On the plus side is good free cash flow growth. However, there is also a rising content cost, with an eye-watering $18B carved out for content in 2022. In essence, Netflix are doubling down on content spend as the investment in both quality and variety means that content spend growth will be higher relative to previous years. The risk is that Netflix could become a slow-growing company which produces very little in the way of cash.
Looking at the past, Netflix had (1) a first mover advantage and (2) offered a new revenue stream to other media companies who were struggling for growth. The combination of (1) + (2) led to (3) = scale. The media giants didn’t view Netflix as a rival, until their users/viewers started cutting the cord. Netflix saw this coming and invested significantly on their own generated content, although the most viewed programs remained the libraries owned by others (Friends, The Office etc.).
Fast-forward to 2022 and there is a crowded field of players, and users face a plethora of options. The very essence of the streaming ‘hook’ was low price and convenience (in that order). In the US, the monthly cable TV offering costs $78.50/month (March 2022). This is derived from the CableTV site which analysed 281 TV packages and bundles from 15 top TV providers (that alone tells you just how many offerings there are).
There are many streaming choices. Keeping this to the US, for now, you also have the choice of on-demand streaming TV and live-TV Streaming. Just looking at the on-demand streaming vertical the best known, other than Netflix, are Prime Video, Hulu, Peacock, Disney+, HBO Max, ESPN+, Paramount+, Apple TV+ and Discovery+. Two things stand out. First, Netflix’s highest HD offering, at $19.99/month is the most expensive. And if a subscriber wanted to cut off their cable and take all of these different OTT streaming platforms in their place – it would be more expensive than cable. The combination of these streaming services would cost $104, compared to the $79 of Cable – totally defeating the reason for cord cutting!
Netflix needs a wider bucket of content, and a cheaper price offering. An ad-supported tier can solve the second issue. The stumbling block is the first one. Because those studios won’t be wanting to share their own IP and franchises with a company that is now a clear competitor.

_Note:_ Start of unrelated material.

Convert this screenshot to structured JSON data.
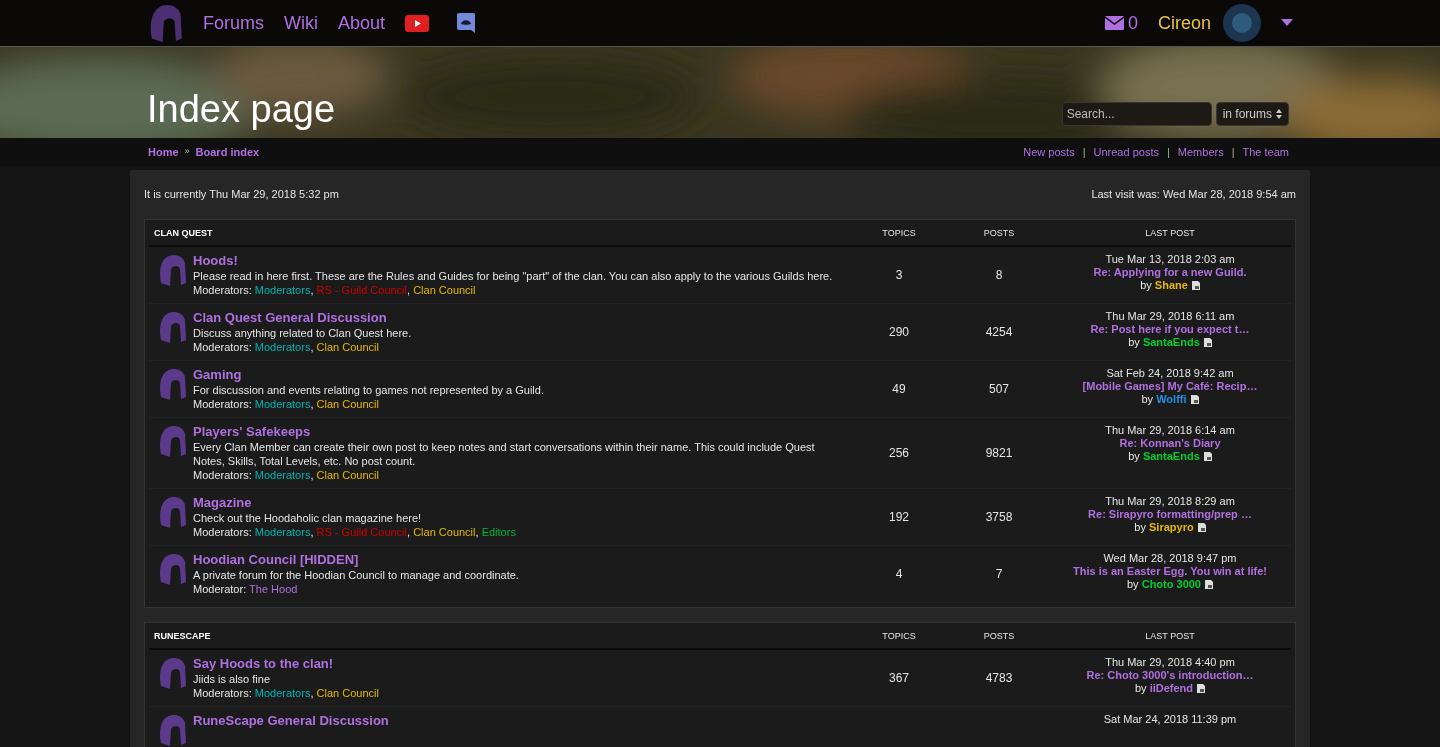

There is a simple solution to this, we feel. An acquisition. The most obvious target, in our mind, would be a rival TV company such as Paramount+. That would give Netflix an additional brand that offers lower-priced tiers of service, one of which carries ads, thereby diversifying its revenue. Paramount+ has significant original series (such as Twilight Zone, Survivor, 60 Minutes, Blue Bloods, Criminal Minds, Star Trek, Twin Peaks, Dexter), 30,000 episodes and movies across world renowned channels from CBS, Comedy Central, Nickelodeon, MTV, BET, a significant Latin American Spanish offering, sports licensing deals (e.g.. NFL, NCAA basketball, PGA Tour golf and the UEFA Champions League) and an ad-supported free platform, PlutoTV, acting as a conversion funnel.